So I respond "Ok I'll do it if you can send me the session, save the vocals at least. If it has to be mp3 let it be the LAST RESORT".

Now... Waiting on word back.

I'm not worried about losing this kids business I have roughly 100 sessions of his in at my spot. This whole 'No one cares about quality' era we are all in is terrible.

Edit* I'm surprised his manager lets this sh*t slide.
Old 23rd December 2010
  #13
Lives for gear
 
Boschen's Avatar
 

The magic word is 'no'.

Don't be afraid to use it.

I used to, now I throw that mother down!



edit: Snap, Ken Lewis beat me to the punch!
Old 23rd December 2010
  #14
Lives for gear
 
Stoneface's Avatar
 

Quote:
Originally Posted by Ken Lewis View Post
as far as "too low a rate" goes. I think its important to know what you are worth and to know what your absolute bottom line is before you get into any rate negotiation. If you dont know what your bottom line is, then you'll resent and regret having taken the gig later.
+100 Know your worth! This applies to every aspect of your life!
Old 23rd December 2010
  #15
Lives for gear
 
Ken Lewis's Avatar
Quote:
Originally Posted by db0007 View Post
I'm surprised his manager lets this sh*t slide.
i'm sure the term "Manager" here is used very loosely to describe someone who describes themselves as a "manager" but in reality falls far short of the mark. Like people who refer to themselves as the "CEO" of their made up record company or production team. in order to be a CEO you need to actually have employees, alot of them, and earnings, etc.... I wonder if people who refer to themselves as such think that the people they actually say their title to arent thinking in the back of their mind "he just called himself WHAT???"
Old 23rd December 2010
  #16
Lives for gear
 
ryst's Avatar
 

I hardly ever turn down a gig.
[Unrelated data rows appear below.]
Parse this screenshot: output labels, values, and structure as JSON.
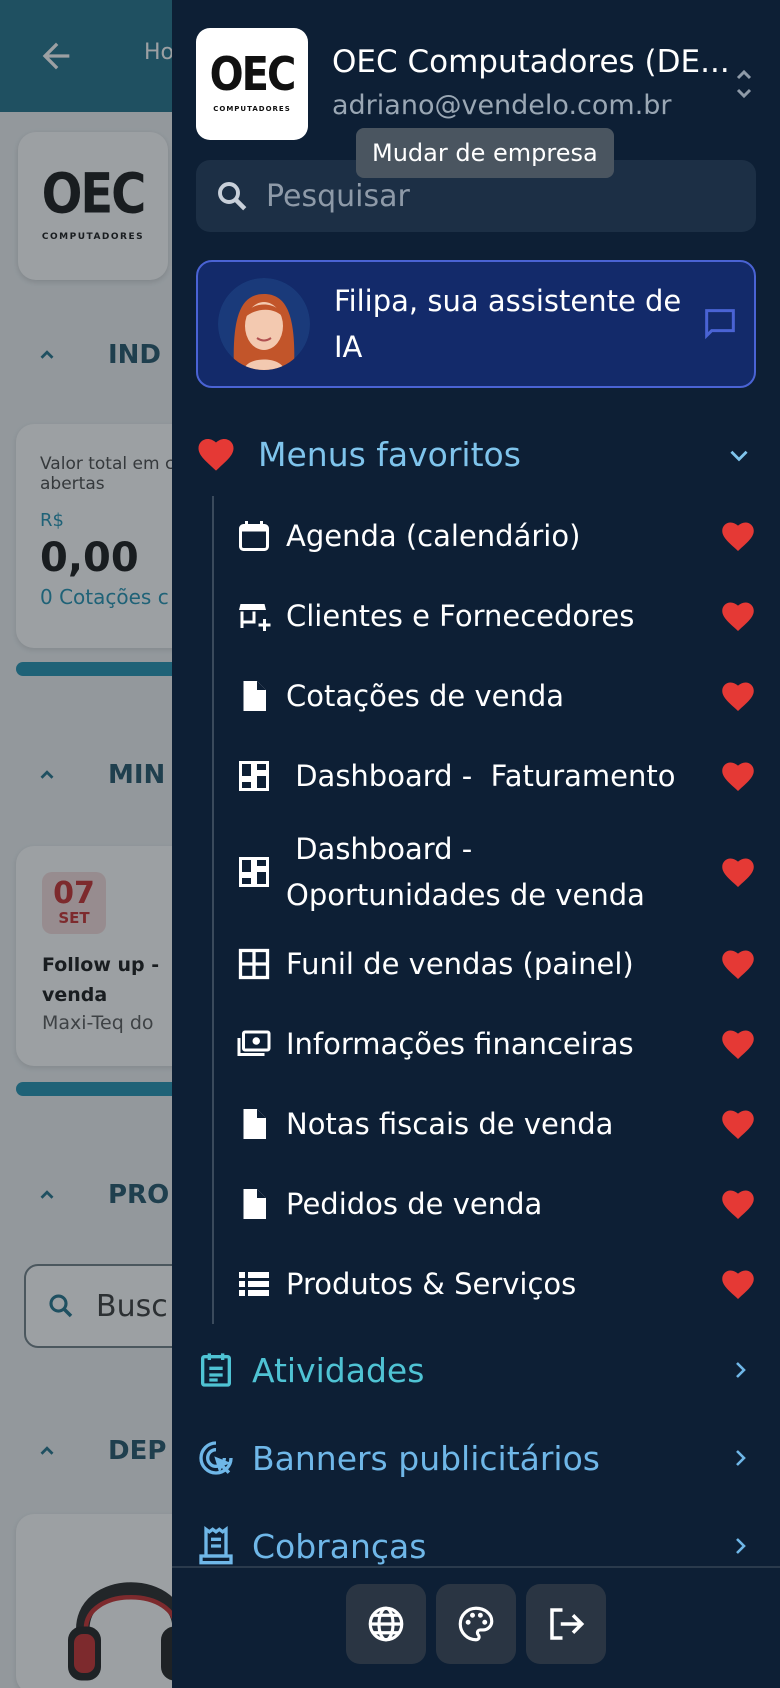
{
  "background_app": {
    "top_title": "Ho",
    "logo_big": "OEC",
    "logo_small": "COMPUTADORES",
    "section1": "IND",
    "card1_label": "Valor total em c abertas",
    "card1_currency": "R$",
    "card1_value": "0,00",
    "card1_sub": "0 Cotações c",
    "section2": "MIN",
    "event_day": "07",
    "event_month": "SET",
    "event_title": "Follow up - venda",
    "event_client": "Maxi-Teq do",
    "section3": "PRO",
    "search_placeholder": "Busc",
    "section4": "DEP"
  },
  "drawer": {
    "logo_big": "OEC",
    "logo_small": "COMPUTADORES",
    "company_name": "OEC Computadores (DE...",
    "company_email": "adriano@vendelo.com.br",
    "tooltip": "Mudar de empresa",
    "search_placeholder": "Pesquisar",
    "ai_label": "Filipa, sua assistente de IA",
    "favorites_title": "Menus favoritos",
    "favorites": [
      {
        "label": "Agenda (calendário)",
        "icon": "calendar-icon"
      },
      {
        "label": "Clientes e Fornecedores",
        "icon": "store-add-icon"
      },
      {
        "label": "Cotações de venda",
        "icon": "document-icon"
      },
      {
        "label": " Dashboard -  Faturamento",
        "icon": "dashboard-icon"
      },
      {
        "label": " Dashboard -  Oportunidades de venda",
        "icon": "dashboard-icon"
      },
      {
        "label": "Funil de vendas (painel)",
        "icon": "grid-icon"
      },
      {
        "label": "Informações financeiras",
        "icon": "money-icon"
      },
      {
        "label": "Notas fiscais de venda",
        "icon": "document-icon"
      },
      {
        "label": "Pedidos de venda",
        "icon": "document-icon"
      },
      {
        "label": "Produtos & Serviços",
        "icon": "list-icon"
      }
    ],
    "menus": [
      {
        "label": "Atividades",
        "icon": "activities-icon",
        "color": "#4fc3d4"
      },
      {
        "label": "Banners publicitários",
        "icon": "target-click-icon",
        "color": "#6fb7e8"
      },
      {
        "label": "Cobranças",
        "icon": "receipt-icon",
        "color": "#6fb7e8"
      }
    ],
    "footer_buttons": [
      "globe-icon",
      "palette-icon",
      "logout-icon"
    ]
  },
  "colors": {
    "drawer_bg": "#0d1f35",
    "accent_blue": "#7fc4ec",
    "heart_red": "#e53935",
    "ai_card_bg": "#132a6a",
    "topbar_teal": "#1d6e88"
  }
}
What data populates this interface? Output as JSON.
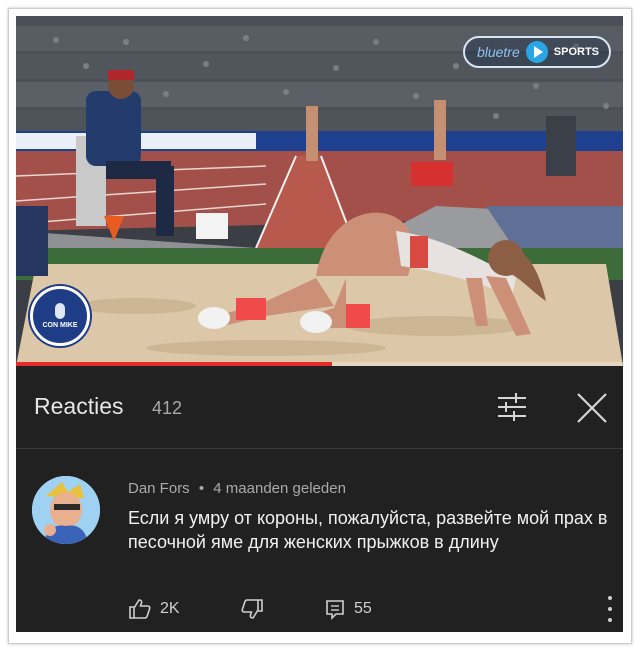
{
  "video": {
    "watermark": {
      "left": "bluetre",
      "right": "SPORTS"
    },
    "channel_badge": "CON MIKE",
    "progress": 0.52
  },
  "comments_panel": {
    "title": "Reacties",
    "count": "412",
    "icons": {
      "sort": "sliders-icon",
      "close": "close-icon"
    }
  },
  "comment": {
    "author": "Dan Fors",
    "separator": "•",
    "time": "4 maanden geleden",
    "text": "Если я умру от короны, пожалуйста, развейте мой прах в песочной яме для женских прыжков в длину",
    "likes": "2K",
    "replies": "55",
    "icons": {
      "like": "thumbs-up-icon",
      "dislike": "thumbs-down-icon",
      "reply": "reply-icon",
      "more": "more-vertical-icon"
    }
  },
  "colors": {
    "panel_bg": "#212121",
    "progress": "#e52b2b",
    "text": "#f1f1f1",
    "muted": "#aaaaaa"
  }
}
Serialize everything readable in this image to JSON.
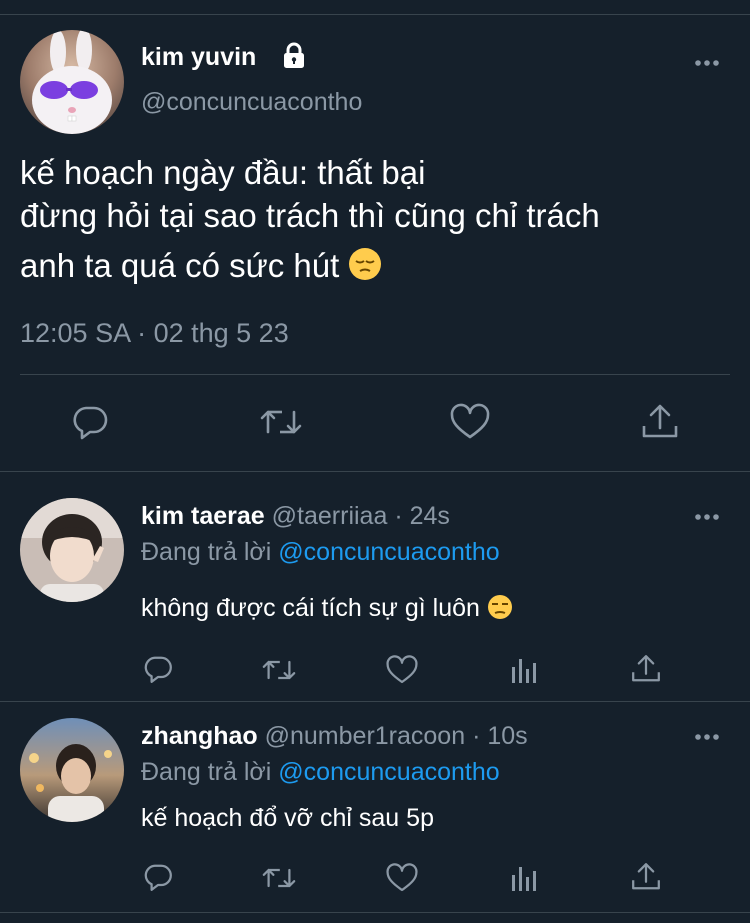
{
  "main_tweet": {
    "display_name": "kim yuvin",
    "handle": "@concuncuacontho",
    "text_lines": [
      "kế hoạch ngày đầu: thất bại",
      "đừng hỏi tại sao trách thì cũng chỉ trách",
      "anh ta quá có sức hút"
    ],
    "timestamp": "12:05 SA · 02 thg 5 23",
    "icons": [
      "lock-icon",
      "more-icon",
      "reply-icon",
      "retweet-icon",
      "like-icon",
      "share-icon"
    ]
  },
  "replies": [
    {
      "display_name": "kim taerae",
      "handle": "@taerriiaa",
      "time": "· 24s",
      "replying_prefix": "Đang trả lời",
      "replying_to": "@concuncuacontho",
      "text": "không được cái tích sự gì luôn"
    },
    {
      "display_name": "zhanghao",
      "handle": "@number1racoon",
      "time": "· 10s",
      "replying_prefix": "Đang trả lời",
      "replying_to": "@concuncuacontho",
      "text": "kế hoạch đổ vỡ chỉ sau 5p"
    }
  ],
  "colors": {
    "background": "#15202b",
    "text": "#ffffff",
    "secondary_text": "#8b98a5",
    "link": "#1d9bf0",
    "divider": "#38444d"
  }
}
I agree with Ken 100%. Plus, I consider gigs like this as "practice" or a new challenge. I only get better from them.

The only time I turn a gig down is when the business is discussed up front, the client agrees to the terms, then wants to change it right before the money is due. That usually always ends up worse that what it's worth because they usually don't stop there.
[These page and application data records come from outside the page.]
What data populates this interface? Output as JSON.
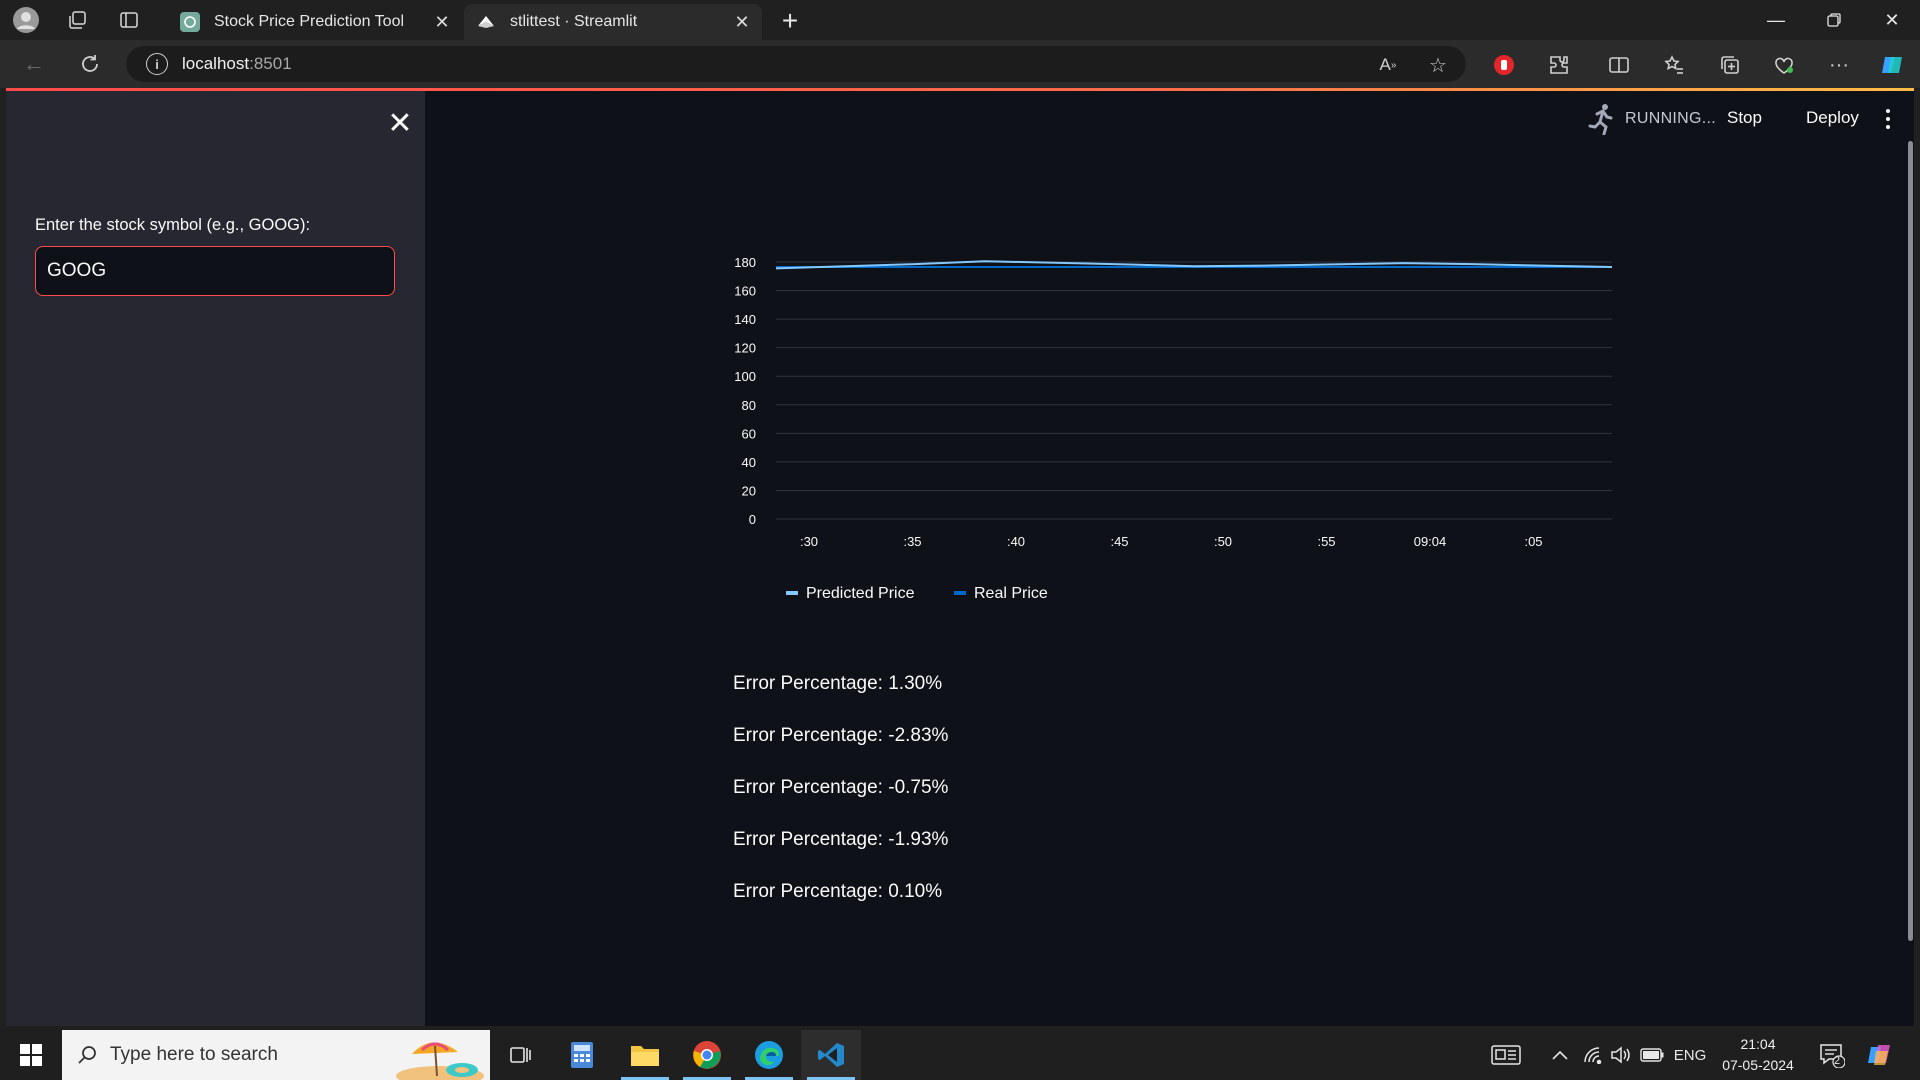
{
  "browser": {
    "tabs": [
      {
        "title": "Stock Price Prediction Tool",
        "active": false
      },
      {
        "title": "stlittest · Streamlit",
        "active": true
      }
    ],
    "address": {
      "host": "localhost",
      "port": ":8501"
    }
  },
  "app": {
    "status": "RUNNING...",
    "stop_label": "Stop",
    "deploy_label": "Deploy",
    "sidebar": {
      "input_label": "Enter the stock symbol (e.g., GOOG):",
      "input_value": "GOOG"
    },
    "errors": [
      "Error Percentage: 1.30%",
      "Error Percentage: -2.83%",
      "Error Percentage: -0.75%",
      "Error Percentage: -1.93%",
      "Error Percentage: 0.10%"
    ]
  },
  "chart_data": {
    "type": "line",
    "title": "",
    "xlabel": "",
    "ylabel": "",
    "ylim": [
      0,
      180
    ],
    "yticks": [
      0,
      20,
      40,
      60,
      80,
      100,
      120,
      140,
      160,
      180
    ],
    "x_tick_labels": [
      ":30",
      ":35",
      ":40",
      ":45",
      ":50",
      ":55",
      "09:04",
      ":05"
    ],
    "grid": true,
    "legend": "bottom-left",
    "series": [
      {
        "name": "Predicted Price",
        "color": "#83c9ff",
        "values": [
          175.5,
          177,
          178.5,
          180.5,
          179.5,
          178.3,
          177,
          177.5,
          178.3,
          179.2,
          178.5,
          177.5,
          176.5
        ]
      },
      {
        "name": "Real Price",
        "color": "#0068c9",
        "values": [
          176.5,
          176.5,
          176.5,
          176.5,
          176.5,
          176.5,
          176.5,
          176.5,
          176.5,
          176.5,
          176.5,
          176.5,
          176.5
        ]
      }
    ]
  },
  "taskbar": {
    "search_placeholder": "Type here to search",
    "language": "ENG",
    "time": "21:04",
    "date": "07-05-2024",
    "notifications": "2"
  },
  "colors": {
    "accent": "#ff4b4b",
    "app_background": "#0e1117",
    "sidebar_background": "#262730"
  }
}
Also, if someone is looking for a "deal" over a great job from a great engineer, I'll let them know I have a friend they can call who is much cheaper (almost free). I'll tell them: "this guy sucks, he's just starting out and doesn't really know what he's doing yet....it's not going to sound good at all, but since you are interested in a deal more than the final product, you should call him".
Old 24th December 2010
  #17
Lives for gear
 
nukmusic's Avatar
 

Get your cash man. If he is a decent repeat client you may be able to speak with him at another date/time to advise him a bit more on quality. In this business you will learn real fast that some folks want what they want even if you don't agree with it.
Old 24th December 2010
  #18
Lives for gear
 
Dayl's Avatar
Quote:
Originally Posted by db0007 View Post
"it doesnt have to sound pro quality, good enough is ok"

.
Thats it there for me. You've done your part and advised the guy, made it clear what you really need and this was his response. Get the money I say. Unless the end result is going to lose you work... cant be that bad can it?
Old 24th December 2010
  #19
Lives for gear
 
Silver Sonya's Avatar
 

Turn it down.
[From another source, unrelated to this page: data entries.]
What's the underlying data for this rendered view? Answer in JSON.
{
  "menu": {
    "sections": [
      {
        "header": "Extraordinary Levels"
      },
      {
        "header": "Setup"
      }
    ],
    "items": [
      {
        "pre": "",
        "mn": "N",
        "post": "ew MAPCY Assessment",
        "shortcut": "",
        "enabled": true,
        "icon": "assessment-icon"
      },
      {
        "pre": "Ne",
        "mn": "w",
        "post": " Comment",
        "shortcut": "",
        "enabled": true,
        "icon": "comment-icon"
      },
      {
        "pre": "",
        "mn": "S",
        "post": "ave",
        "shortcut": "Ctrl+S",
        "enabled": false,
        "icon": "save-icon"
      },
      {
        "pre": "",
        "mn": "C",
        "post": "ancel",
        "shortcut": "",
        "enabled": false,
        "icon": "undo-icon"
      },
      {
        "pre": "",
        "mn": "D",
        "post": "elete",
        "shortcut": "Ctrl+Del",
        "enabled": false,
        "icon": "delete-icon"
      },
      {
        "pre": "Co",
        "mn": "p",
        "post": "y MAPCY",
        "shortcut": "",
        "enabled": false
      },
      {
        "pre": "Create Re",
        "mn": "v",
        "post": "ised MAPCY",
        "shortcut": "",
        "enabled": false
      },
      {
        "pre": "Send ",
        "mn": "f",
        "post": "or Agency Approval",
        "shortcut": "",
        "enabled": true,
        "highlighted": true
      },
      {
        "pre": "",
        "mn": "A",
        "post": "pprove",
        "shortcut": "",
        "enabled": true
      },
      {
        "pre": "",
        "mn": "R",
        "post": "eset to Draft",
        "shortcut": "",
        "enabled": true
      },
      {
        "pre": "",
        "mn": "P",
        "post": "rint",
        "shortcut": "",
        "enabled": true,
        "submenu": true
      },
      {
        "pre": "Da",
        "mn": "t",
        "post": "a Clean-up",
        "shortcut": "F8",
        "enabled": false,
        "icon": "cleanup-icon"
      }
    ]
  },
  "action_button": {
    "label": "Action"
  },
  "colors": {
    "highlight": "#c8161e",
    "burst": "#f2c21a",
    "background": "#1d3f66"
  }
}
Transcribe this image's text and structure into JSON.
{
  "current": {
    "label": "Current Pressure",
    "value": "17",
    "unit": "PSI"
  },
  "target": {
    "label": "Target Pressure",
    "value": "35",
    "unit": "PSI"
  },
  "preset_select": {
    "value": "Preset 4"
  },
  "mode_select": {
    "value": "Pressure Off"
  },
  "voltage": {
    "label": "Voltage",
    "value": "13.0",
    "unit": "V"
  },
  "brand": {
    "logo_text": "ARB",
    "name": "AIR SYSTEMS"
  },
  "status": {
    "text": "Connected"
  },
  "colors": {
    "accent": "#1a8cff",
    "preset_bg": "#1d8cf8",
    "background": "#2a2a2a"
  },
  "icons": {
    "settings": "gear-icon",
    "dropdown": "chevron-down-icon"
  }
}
Tell him you look forward to working with him again when the circumstance is right.

- c
Post Reply

Welcome to the Gearslutz Pro Audio Community!

Registration benefits include:
  • The ability to reply to and create new discussions
  • Access to members-only giveaways & competitions
  • Interact with VIP industry experts in our guest Q&As
  • Access to members-only sub forum discussions
  • Access to members-only Chat Room
  • Get INSTANT ACCESS to the world's best private pro audio Classifieds for only USD $20/year
  • Promote your eBay auctions and Reverb.com listings for free
  • Remove this message!
You need an account to post a reply. Create a username and password below and an account will be created and your post entered.


 
 
Slide to join now Processing…
Thread Tools
Search this Thread
Search this Thread:

Advanced Search
Similar Threads
Thread
Thread Starter / Forum
Replies
imaginaryday / So much gear, so little time
148

Forum Jump
Forum Jump